**What is required:**
From the line containing "Enumerate this screenshot's" down to the last line of the data, output each line word for word and include nothing else.

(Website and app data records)
>>>>>

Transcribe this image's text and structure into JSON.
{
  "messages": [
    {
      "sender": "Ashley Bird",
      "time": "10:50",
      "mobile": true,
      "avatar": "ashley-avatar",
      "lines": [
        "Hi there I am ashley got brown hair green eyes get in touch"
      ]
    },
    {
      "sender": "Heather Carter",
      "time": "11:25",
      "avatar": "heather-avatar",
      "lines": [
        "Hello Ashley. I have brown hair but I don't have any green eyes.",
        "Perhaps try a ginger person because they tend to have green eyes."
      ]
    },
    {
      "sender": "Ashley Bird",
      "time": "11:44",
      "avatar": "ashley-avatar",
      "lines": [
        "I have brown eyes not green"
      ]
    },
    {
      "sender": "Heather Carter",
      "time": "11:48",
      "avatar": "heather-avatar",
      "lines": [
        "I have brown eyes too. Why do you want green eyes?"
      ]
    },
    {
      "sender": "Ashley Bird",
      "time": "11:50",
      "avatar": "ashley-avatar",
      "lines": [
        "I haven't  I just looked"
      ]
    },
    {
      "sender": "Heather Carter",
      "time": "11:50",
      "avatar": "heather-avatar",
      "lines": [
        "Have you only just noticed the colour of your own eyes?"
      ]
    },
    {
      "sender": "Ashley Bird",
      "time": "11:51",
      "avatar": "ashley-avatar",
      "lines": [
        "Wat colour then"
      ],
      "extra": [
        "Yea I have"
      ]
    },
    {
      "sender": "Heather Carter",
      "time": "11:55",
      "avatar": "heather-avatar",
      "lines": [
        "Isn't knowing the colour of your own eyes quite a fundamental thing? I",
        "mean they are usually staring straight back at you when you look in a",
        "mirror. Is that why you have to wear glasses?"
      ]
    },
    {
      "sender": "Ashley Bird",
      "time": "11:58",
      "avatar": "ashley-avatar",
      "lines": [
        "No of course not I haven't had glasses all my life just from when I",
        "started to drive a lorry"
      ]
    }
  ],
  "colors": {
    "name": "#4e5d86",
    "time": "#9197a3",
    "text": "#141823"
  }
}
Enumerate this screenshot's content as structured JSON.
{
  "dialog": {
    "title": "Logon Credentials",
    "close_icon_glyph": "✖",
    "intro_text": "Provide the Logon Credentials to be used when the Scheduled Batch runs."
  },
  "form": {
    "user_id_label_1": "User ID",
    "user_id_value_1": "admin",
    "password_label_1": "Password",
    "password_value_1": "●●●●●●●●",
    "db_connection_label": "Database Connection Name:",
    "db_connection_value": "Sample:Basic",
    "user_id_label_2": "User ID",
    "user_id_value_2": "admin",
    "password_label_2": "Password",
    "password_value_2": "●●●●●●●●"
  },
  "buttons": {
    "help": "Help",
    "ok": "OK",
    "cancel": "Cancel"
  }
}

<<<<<

**Solution to this task:**
Enumerate this screenshot's content as structured JSON.
{
  "dialog": {
    "title": "Logon Credentials",
    "close_icon_glyph": "✖",
    "intro_text": "Provide the Logon Credentials to be used when the Scheduled Batch runs."
  },
  "form": {
    "user_id_label_1": "User ID",
    "user_id_value_1": "admin",
    "password_label_1": "Password",
    "password_value_1": "●●●●●●●●",
    "db_connection_label": "Database Connection Name:",
    "db_connection_value": "Sample:Basic",
    "user_id_label_2": "User ID",
    "user_id_value_2": "admin",
    "password_label_2": "Password",
    "password_value_2": "●●●●●●●●"
  },
  "buttons": {
    "help": "Help",
    "ok": "OK",
    "cancel": "Cancel"
  }
}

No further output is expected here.